As for the repairs themselves, they are not technically difficult or sophisticated. Log home repairs are about labor … generally lots of painstaking labor. For the advanced do-it-yourselfer, YouTube is a good place to look for how-to videos, from both professionals and industrious amateurs, on log home repairs. If you want to tackle it yourself, but would like a little hands-on guidance, try hiring a professional to work along side you for a day or two. If you don’t feel confident about your abilities, or you simply want to play it safe with one of the biggest investments you’ll make in your life, hiring a professional for all the work is a great way to make sure it’s done right. This is not the time to be penny wise and dollar foolish.
Finding a log home fixer upper is fairly easy. However, making a smart choice can be a challenge. Homes tend to be the largest purchase people make, and when all is said and done, its value after the repairs and improvements should exceed the cost of the home plus the cost of the repairs. Buying the wrong home or ineffectively using money on repairs can ruin this equation quickly.
The best advice is to work with experts who’ve been there. Yes, you can expect to pay for that experience, but you also can expect a superior outcome. Using the cheapest bid is generally not the answer. This is not to imply that you can’t tackle some (or all) of the work yourself. Just be sure that any work done, is done right.
In the log home restoration industry, there’s a saying: If you don’t have the time or money to do it right the first time, you’re definitely not going to have the time and money to do it right a second time. Make a wise and informed decision. Look for a structurally sound home that hasn’t had any potential long term water exposure on the logs. Aim for homes that show signs of regular maintenance and consider it a bonus if the log species is naturally decay resistant. The age of the home isn’t an issue, provided the maintenance has been kept up. Choose a style and floor plan that are appealing to you with minimal changes. Use an expert to prioritize repairs and keep the reno consistent with that of a log home. And finally, never try to make your log home something it’s not.
See also Creating a Budget-Friendly Construction Schedule
Alex Charvat is a licensed engineer with a background in forestry structural engineering. He’s worked as a forester in the Pacific Northwest, has engineered and designed hundreds of log homes and is the engineer of record for NAHB’s Log & Timber Homes Councils’ log grading program.
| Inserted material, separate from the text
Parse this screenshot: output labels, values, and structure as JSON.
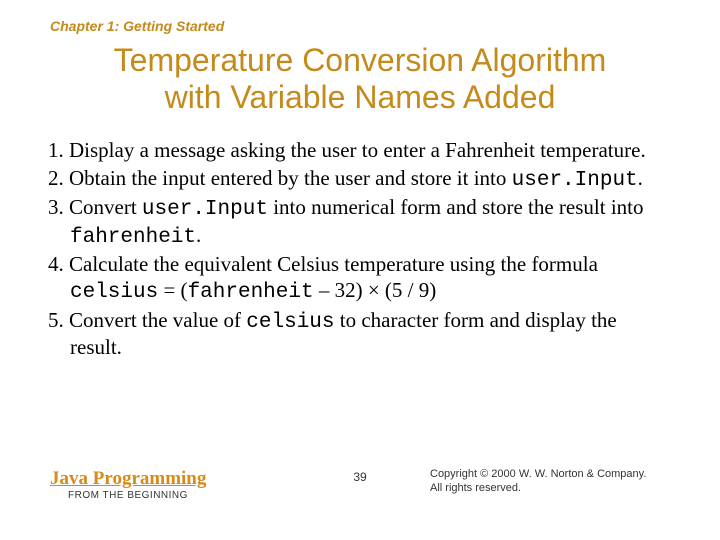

He’s hosted his own log cabin renovation show for the DIY Network called “Cabin Rescue,” with another program in development. Alex owns Alexander Structures, Inc., a national engineering and design firm. He can be reached at firstname.lastname@example.org.